BMZ publication: Women in Tech - Inspiration, no fairytales
Download the publication here
Why are women and girls still so seriously underrepresented in the tech world? Part of the reason is that 250 million more men than women currently click their way through the internet. It will remain a male-dominated sphere as long as not enough female content is developed, as long as technical innovations do not address the needs of women, as long as women remain the more frequent targets of digital violence, cyberbullying and hate speech, as long as codes and algorithms are written only by men, who sometimes automatically discriminate against women and female input ex ante, and as long as some societies forbid women from accessing a computer or enrolling in a computer science course.

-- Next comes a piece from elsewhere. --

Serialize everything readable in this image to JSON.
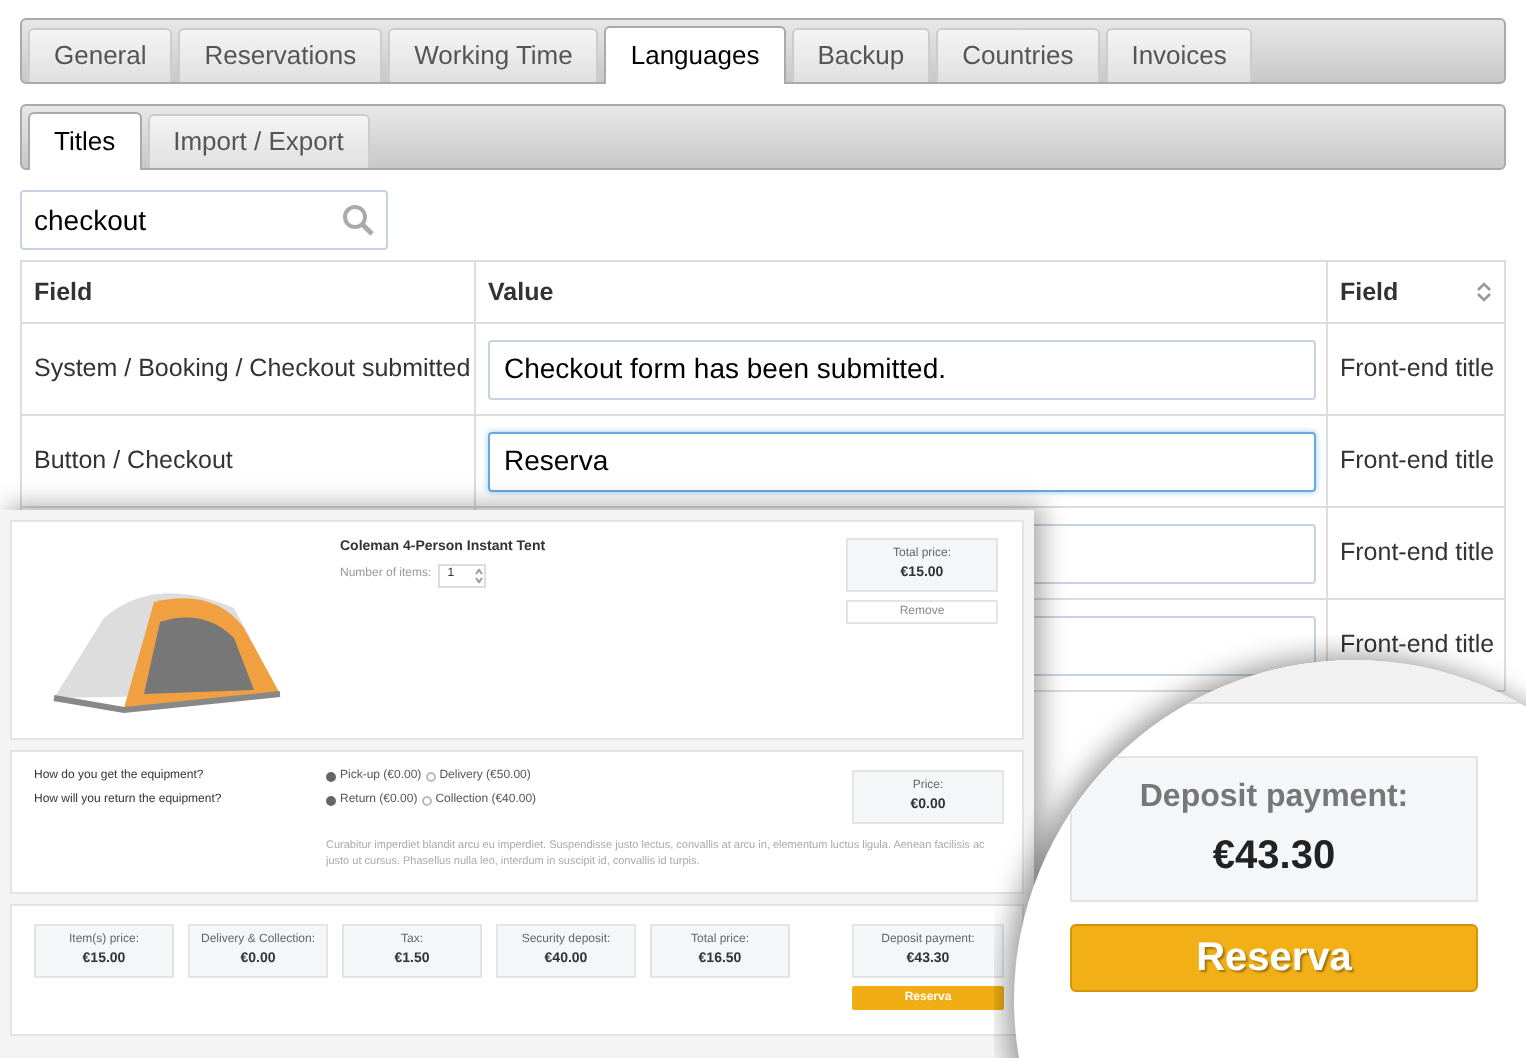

This is a dangerous state of affairs. We are all well aware that access to information translates into advantages and power. More education leads to better career options and allows a person to earn an income and ultimately lead a life of self-determination and greater freedom. Assuming that more and more business will take place online as we move into the future, and that women are structurally and disproportionately excluded from this development, then the divide between the opportunities available to men and to women, to boys and to girls, will widen with each passing year.
In the Global South and North alike, there are still too few (well-known) role models for girls and young women who show that women can succeed in the tech industry. We all know the Bill Gates, Steve Jobs and Elon Musks of this world, but how many of us know the Martha Chumos and Dr Mmaki Jantijes? We need to hold up these shining examples of women succeeding in the digital world so young girls in both Nairobi and Frankfurt can see them clearly. After all, people tend to prefer the familiar path to the less travelled road.
The role models in this collection have overcome huge challenges at times to establish their place in the tech industry. They can inspire young women and girls and encour-age them to explore possible career paths in tech. This book tells exciting stories of real women, not a fairytale princess among them. We would like to inspire girls everywhere to follow the examples set by these amazing women, these female inventors, scientists, web designers, managers and net activists.
Successful women in the tech industry can be a guiding light, illuminating the way and giving others the courage to forge their own paths into the digital world. The exemplary women in this book call out to girls in Ghana and Munich alike: “See, I made it. Now it’s your turn!”